 yes I’m slack and blogging late about it. :-P
This is actually my second attempt at being on the snow – I tried skiing once a few years ago whilst in intermediate school with little success – not being able to handle crowds particularly well then, combined with the fact that I have the co-ordination of a drunkard, meant that I spent most my time digging poles into the snow and not moving before giving up on it.
After being invited up the mountain this time, I decided that a far better approach would be to learn snowboarding instead – whilst people keep telling me that it’s “harder than skis”, I find the *concept* to be simpler – it’s a matter of balance, which I can handle, rather than coordinating various limbs, which I can’t so much.
Mt Ruapheu offer a “Discovery Pass ” which is ideal for newbies like me -it offers an almost 2 hour lesson, hire of the snowboard + boots, access to the beginner slopes and ski lift sightseeing pass.
It’s pretty good value at $108, but you will get stung for some additional costs if you’re new – we needed to hire ski jackets & pants not having our own, but found that because we had made the mistake of going up the mountain with a number of layers, we ended up needing to remove almost all but one or two after getting the ski wear and had to store it at $5 per bag which was quite irrating.
The other major issue is that the rental stage is quite confusing for a new skier and certainly not ideal for those who are OCD or have social anxieties, there’s little in way of changing spaces and people everywhere, it’s quite intense.
For future visits, I intend to purchase my own jacket/pants/gloves but continue to lease the boards/boots which will make the whole process a lot smoother and more pleasant.
Snowboarding is the sort of activity that takes a lot of practice and falling over on your face, hands, bum, until you finally get the hang of it.
It took the best part of the day for @xarcius and myself, but towards the end we were boarding down the hill quite successfully.
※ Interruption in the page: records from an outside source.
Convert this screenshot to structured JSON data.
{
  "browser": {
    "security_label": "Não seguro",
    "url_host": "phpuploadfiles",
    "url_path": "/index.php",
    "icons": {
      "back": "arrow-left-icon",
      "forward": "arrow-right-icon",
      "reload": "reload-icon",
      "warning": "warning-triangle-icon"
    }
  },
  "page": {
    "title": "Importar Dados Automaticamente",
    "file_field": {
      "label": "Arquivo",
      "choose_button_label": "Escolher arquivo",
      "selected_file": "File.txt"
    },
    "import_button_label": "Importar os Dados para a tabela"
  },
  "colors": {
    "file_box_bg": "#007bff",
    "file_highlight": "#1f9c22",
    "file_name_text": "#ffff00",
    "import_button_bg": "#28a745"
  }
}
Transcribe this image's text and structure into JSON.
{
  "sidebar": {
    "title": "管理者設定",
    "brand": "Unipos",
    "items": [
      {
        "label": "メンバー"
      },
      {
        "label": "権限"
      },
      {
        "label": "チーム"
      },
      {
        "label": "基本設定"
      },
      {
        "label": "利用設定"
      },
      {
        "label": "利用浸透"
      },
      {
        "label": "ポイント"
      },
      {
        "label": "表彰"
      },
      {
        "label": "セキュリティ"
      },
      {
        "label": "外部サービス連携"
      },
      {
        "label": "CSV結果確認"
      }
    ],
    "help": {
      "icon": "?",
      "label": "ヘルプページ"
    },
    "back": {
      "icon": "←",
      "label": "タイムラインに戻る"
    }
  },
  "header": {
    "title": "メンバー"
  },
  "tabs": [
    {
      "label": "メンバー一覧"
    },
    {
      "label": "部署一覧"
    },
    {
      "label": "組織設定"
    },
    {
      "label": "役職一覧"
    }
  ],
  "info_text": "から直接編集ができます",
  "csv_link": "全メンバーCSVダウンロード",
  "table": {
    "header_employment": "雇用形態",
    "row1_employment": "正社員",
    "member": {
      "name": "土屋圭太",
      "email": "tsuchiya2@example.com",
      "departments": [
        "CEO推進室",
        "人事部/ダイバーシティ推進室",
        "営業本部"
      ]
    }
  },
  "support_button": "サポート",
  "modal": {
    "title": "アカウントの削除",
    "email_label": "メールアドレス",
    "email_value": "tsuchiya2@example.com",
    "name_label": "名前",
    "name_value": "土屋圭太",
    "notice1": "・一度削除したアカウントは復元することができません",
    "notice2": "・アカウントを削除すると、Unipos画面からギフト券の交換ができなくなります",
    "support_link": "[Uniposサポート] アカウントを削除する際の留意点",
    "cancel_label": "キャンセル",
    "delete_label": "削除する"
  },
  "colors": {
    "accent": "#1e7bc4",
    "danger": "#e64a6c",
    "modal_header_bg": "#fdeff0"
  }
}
We found the lessons quite valuable, the instructors we had were certainly able to give us some good advice and feedback and there were a number of techniques I would not have considered without being shown by them, particularly around the balance.
Overall it was a great trip and I plan to do more in future time/budget permitting – hopefully all the learning from this time carries across to next season when I go again. :-)
In particular, I hope I’ve learnt to wear sunblock when on the mountain after the outcome of the subsequent days….